**What you need to do**
Wherever the string "value" appears in the entries below, return the line that holds it.

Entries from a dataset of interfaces
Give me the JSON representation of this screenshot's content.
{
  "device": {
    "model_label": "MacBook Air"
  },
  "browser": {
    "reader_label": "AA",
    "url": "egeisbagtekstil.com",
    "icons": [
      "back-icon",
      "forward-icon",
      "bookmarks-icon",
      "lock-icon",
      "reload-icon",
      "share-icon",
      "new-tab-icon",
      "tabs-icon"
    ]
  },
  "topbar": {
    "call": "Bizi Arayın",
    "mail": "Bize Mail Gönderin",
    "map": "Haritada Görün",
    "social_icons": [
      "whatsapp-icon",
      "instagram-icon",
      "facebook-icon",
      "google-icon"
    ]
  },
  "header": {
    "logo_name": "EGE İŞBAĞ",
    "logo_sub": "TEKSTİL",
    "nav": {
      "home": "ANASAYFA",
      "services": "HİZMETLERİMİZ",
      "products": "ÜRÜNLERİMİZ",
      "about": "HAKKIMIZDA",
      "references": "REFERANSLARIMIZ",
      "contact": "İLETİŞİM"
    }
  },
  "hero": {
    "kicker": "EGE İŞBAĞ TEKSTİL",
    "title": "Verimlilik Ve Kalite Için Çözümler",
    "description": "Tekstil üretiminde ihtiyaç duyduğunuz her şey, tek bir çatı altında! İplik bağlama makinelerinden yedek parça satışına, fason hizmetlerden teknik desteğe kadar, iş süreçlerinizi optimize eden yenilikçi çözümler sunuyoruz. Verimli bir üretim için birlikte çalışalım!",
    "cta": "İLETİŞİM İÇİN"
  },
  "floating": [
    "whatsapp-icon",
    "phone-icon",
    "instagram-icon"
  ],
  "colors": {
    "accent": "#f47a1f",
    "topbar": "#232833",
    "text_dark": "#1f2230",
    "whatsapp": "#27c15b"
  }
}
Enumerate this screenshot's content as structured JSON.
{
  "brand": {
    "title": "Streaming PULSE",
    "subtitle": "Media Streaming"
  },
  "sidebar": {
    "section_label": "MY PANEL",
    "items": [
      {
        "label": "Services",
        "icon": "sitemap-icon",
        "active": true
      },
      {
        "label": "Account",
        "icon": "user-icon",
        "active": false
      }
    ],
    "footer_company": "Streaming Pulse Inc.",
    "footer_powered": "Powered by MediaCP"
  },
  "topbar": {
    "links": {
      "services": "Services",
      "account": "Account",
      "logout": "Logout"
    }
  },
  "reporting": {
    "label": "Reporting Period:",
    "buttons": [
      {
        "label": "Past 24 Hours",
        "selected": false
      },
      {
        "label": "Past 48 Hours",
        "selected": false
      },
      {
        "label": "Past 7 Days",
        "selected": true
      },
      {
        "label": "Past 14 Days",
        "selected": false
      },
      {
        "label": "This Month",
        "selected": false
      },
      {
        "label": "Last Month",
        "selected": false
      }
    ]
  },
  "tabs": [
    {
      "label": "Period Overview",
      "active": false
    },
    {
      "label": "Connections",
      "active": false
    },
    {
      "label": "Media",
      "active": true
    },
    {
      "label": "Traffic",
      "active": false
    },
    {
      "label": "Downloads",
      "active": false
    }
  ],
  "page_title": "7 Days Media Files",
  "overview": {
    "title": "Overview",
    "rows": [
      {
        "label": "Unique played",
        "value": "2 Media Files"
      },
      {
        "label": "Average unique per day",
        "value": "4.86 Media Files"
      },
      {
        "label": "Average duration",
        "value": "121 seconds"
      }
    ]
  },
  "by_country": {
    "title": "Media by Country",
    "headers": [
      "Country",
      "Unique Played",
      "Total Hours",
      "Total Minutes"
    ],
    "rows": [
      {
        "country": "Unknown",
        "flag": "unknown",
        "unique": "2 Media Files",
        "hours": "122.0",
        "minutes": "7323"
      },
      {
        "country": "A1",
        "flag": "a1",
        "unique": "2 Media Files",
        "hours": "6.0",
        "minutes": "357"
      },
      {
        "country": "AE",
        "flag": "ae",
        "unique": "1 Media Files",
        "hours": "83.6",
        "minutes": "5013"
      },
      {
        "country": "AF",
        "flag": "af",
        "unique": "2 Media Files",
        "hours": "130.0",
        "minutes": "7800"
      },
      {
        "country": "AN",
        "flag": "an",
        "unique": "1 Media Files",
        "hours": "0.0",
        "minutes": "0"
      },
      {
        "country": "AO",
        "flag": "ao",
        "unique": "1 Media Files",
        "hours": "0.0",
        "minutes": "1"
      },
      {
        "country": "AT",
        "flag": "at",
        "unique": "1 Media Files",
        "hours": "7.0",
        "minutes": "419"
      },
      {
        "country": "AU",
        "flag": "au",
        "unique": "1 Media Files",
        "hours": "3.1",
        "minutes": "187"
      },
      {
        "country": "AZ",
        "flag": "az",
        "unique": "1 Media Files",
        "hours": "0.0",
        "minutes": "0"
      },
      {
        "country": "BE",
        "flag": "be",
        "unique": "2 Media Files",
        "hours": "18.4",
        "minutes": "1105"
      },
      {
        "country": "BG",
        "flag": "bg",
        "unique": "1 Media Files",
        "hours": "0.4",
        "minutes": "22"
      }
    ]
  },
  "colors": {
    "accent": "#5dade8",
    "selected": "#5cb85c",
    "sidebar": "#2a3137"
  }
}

**Answer section**
        "value": "2 Media Files"
        "value": "4.86 Media Files"
        "value": "121 seconds"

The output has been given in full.